• EXERCISE AIM
Lift every line from the entries that includes the word "battery".

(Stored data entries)
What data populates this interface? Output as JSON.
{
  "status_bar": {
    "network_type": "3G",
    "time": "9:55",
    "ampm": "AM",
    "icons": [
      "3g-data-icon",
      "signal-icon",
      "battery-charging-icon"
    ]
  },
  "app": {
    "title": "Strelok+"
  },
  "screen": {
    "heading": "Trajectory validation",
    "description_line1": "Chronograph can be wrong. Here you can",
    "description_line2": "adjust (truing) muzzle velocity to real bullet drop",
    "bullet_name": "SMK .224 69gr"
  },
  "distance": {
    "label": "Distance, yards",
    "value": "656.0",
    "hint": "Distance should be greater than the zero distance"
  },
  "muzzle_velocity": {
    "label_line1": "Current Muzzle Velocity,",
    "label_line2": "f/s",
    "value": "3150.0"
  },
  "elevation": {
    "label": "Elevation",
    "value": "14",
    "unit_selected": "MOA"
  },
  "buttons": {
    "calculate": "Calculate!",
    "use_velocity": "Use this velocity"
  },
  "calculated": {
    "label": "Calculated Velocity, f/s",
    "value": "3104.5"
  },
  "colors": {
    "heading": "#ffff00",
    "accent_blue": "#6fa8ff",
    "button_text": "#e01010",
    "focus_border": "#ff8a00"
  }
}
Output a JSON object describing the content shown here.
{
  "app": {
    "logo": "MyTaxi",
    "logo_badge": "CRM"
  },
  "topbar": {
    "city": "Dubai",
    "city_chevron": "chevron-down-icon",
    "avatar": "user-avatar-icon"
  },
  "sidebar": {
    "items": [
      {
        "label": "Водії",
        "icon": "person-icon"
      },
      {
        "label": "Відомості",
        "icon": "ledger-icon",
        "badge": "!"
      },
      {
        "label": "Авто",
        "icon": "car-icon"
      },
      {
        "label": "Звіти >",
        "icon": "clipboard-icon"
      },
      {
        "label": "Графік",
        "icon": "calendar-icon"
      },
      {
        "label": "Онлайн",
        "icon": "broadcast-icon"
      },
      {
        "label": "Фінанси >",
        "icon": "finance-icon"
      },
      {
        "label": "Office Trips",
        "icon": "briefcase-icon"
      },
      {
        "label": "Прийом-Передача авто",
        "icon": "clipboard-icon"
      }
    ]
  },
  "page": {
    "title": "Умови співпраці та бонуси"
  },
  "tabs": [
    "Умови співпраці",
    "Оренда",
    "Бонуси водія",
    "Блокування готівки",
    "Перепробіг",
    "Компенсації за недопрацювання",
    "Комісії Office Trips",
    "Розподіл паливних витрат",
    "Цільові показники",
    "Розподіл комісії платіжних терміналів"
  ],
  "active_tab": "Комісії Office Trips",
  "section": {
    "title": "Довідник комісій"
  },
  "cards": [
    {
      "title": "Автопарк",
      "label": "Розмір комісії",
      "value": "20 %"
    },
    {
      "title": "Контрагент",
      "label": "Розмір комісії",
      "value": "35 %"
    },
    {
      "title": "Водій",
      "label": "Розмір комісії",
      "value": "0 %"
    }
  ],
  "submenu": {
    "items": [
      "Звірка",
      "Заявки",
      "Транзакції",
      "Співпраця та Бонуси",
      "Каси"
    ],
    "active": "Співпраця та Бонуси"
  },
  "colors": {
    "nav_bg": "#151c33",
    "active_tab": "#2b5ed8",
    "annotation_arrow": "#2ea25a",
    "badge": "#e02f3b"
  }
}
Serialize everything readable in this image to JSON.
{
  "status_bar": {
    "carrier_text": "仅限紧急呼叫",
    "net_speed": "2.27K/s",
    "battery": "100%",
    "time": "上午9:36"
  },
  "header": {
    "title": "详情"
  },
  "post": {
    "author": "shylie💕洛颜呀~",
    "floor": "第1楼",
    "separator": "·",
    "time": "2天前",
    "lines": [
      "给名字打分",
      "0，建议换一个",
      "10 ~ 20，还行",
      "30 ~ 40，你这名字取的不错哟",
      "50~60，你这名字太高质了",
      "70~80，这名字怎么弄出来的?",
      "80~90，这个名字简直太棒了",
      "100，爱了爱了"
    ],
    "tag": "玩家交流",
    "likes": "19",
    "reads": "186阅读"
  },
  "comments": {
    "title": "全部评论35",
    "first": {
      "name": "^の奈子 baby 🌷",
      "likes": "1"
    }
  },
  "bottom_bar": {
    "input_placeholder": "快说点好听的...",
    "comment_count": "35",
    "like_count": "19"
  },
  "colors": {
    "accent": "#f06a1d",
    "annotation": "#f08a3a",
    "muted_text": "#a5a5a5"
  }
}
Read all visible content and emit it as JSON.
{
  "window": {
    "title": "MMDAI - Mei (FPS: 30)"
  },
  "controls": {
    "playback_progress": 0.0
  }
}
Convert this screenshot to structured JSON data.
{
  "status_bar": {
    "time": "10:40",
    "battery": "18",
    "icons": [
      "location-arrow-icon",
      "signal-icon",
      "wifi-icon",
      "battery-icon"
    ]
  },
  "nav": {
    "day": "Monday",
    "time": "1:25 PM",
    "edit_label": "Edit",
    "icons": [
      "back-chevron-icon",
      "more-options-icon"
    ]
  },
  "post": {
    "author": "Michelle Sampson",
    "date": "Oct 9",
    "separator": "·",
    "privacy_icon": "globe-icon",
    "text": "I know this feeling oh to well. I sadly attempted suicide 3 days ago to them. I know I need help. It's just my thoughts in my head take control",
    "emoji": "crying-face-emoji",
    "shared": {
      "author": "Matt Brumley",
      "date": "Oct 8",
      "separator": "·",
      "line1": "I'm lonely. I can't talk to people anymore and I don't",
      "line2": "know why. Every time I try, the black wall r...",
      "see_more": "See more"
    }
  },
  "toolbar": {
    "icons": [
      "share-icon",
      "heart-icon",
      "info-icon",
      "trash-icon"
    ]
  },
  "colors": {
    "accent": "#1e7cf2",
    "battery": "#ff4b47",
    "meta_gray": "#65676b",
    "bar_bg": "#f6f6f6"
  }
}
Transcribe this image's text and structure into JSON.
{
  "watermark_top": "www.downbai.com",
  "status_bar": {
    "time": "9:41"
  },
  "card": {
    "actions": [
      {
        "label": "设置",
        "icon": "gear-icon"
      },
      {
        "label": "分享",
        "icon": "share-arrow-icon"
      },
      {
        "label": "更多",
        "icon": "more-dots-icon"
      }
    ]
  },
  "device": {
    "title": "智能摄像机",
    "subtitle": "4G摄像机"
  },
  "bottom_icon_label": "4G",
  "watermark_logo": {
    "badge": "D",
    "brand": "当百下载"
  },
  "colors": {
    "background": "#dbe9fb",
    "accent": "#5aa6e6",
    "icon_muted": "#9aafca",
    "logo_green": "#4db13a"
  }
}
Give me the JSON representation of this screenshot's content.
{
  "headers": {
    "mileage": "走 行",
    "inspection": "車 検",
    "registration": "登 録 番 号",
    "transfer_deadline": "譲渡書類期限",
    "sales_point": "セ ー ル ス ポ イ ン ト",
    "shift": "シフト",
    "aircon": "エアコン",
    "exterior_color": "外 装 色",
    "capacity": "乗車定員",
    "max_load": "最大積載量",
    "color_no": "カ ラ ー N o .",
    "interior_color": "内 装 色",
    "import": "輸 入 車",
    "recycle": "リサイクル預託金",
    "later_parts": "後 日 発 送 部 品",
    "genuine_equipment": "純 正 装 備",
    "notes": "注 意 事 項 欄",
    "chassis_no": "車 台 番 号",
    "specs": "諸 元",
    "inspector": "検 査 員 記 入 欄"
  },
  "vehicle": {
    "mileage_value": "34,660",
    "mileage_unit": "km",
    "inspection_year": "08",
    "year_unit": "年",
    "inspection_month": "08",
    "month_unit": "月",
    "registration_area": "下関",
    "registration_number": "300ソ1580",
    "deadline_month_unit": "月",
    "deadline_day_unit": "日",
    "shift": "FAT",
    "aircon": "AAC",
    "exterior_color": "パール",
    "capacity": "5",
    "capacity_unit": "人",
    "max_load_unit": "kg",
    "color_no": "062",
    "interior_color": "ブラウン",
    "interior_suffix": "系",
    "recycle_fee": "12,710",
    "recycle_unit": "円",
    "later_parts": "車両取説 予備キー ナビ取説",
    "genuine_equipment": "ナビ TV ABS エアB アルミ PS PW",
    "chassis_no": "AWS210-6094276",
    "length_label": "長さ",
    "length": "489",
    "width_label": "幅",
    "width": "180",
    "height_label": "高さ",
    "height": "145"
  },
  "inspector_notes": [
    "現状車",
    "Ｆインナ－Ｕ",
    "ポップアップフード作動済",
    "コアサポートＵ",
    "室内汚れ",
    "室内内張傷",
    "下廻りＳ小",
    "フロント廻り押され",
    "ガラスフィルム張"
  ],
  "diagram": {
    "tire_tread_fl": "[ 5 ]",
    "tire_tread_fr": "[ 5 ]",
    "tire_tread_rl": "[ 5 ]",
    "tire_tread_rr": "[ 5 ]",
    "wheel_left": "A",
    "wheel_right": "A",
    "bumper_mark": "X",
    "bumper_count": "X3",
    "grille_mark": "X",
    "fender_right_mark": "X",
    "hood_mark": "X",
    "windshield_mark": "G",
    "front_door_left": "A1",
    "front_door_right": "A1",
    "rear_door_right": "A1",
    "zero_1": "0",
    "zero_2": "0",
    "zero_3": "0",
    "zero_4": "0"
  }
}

• TASK ANSWER
      "battery-charging-icon"
    "battery": "100%",
    "battery": "18",
      "battery-icon"
    "battery": "#ff4b47",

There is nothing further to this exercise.